Source: FMT News
PETALING JAYA: An Islamic think tank has asked Inspector-General of Police Khalid Abu Bakar to explain his warning to atheists against “creating uneasiness” among Muslims with their activities.
Speaking to FMT, Islamic Renaissance Front director Ahmad Farouk Musa said Khalid was going beyond his jurisdiction. He said the main duty of the police is to maintain order, not to encroach on personal liberties.
“Khalid must explain what ‘creating uneasiness’ means,” he said. “If the atheists are enjoying their freedom to be free of religion without impinging on the rights of others to practise their religions, there shouldn’t be a problem.”
In giving his warning yesterday, Khalid said the Federal Constitution recognised Islam as the official religion and had no provision for atheism. He said police would scrutinise the existing laws to enable appropriate action to be taken should atheists cause anxiety among Muslims.
Last week, federal minister Shahidan Kassim made headlines locally and abroad when he said atheists should be “hunted down”. He claimed they were in violation of the Federal Constitution. Read more
Source: The Malaysian Insight
Screenshot of book cover
G25 is mulling to take legal action against the banning of its book on role of Islam in Malaysia by the Home Ministry if there is no explanation given on why the book is deemed prejudicial to public order.
Group spokesperson Noor Farida Ariffin said in an interview with business radio station BFM earlier today that the ban did not make any sense as they had never heard of any incident of public disorder or rioting caused by the book.
The book, ‘Breaking the Silence: Voices of Moderation – Islam in a Constitutional Democracy’, which was launched by Razaleigh Hamzah, had been on the market for the last one and a half years, Noor Farida said. Read more
Source: FMT News
PETALING JAYA: Banning a book that aims to counter extreme and bigoted views of Islam is proof that the government fears a different and moderate interpretation of the religion.
This was the opinion of Chandra Muzaffar, one of the contributors to the book titled “Breaking the Silence: Voices of Moderation – Islam in a Constitutional Democracy”.
The book was authored by G25, a group of 25 prominent Malays. According to the government, it was banned because it was deemed prejudicial to public order. Read more
Source: FMT News
Dr Chandra Muzaffar who is organising committee chairman for Tribunal on the Rohingyas says witnesses will be called to testify in court-like setting. Pic from FMT News.

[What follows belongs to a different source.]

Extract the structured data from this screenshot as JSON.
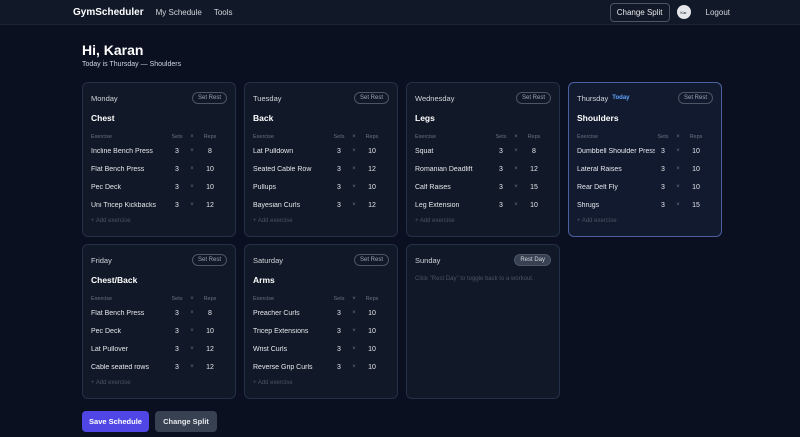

PETALING JAYA: A tribunal that hopes to expose claims of crimes against the Rohingya and other ethnic groups by the Myanmar government, will hold a hearing at the Universiti Malaya in September.
Social activist Dr Chandra Muzaffar, who is the organising committee chairman for the Tribunal on the Rohingyas, Kachins and other ethnic minorities, said that the tribunal wants to expose the alleged inhuman treatment and push to stop the crimes.

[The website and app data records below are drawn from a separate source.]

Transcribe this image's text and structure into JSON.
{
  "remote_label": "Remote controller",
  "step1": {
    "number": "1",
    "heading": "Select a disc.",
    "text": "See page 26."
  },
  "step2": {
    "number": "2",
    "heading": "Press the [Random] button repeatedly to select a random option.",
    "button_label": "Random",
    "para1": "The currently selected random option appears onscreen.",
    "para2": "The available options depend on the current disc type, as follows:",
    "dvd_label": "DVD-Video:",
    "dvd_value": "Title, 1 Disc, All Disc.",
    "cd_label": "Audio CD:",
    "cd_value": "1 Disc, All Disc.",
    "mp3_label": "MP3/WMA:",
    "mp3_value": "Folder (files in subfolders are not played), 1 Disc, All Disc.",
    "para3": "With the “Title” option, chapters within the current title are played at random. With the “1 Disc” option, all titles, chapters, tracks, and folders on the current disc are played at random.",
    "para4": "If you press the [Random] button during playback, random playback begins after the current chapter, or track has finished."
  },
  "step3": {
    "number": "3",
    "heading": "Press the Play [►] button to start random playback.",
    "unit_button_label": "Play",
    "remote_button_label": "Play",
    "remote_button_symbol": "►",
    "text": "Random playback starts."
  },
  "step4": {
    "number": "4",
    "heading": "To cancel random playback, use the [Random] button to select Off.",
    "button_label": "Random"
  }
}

“The process will be similar to a hearing, with the Myanmar ethnic groups testifying before a jury. Read more
Source: The Star Online
THE G25 group of eminent Malays has reiterated it would spearhead a plan to set up a council to examine Syariah laws that have breached the provisions of the Federal Constitution.
The focus of the council, as stated by G25 spokesman Noor Farida Ariffin, will be on laws that intrude into the private lives of Malaysians.
“Malaysia is the only country with khalwat laws. We are saying that this is against Islam. You cannot knock on someone’s door at 3am and go into their bedroom and arrest them,” said Noor Farida.
Speaking after the Islam in a Constitutional Democracy forum organised by G25 over the last weekend, Noor Farida said the consultative committee would examine Syariah laws, and to recommend repeal or amendment where there had been trespasses of the Constitution. Read more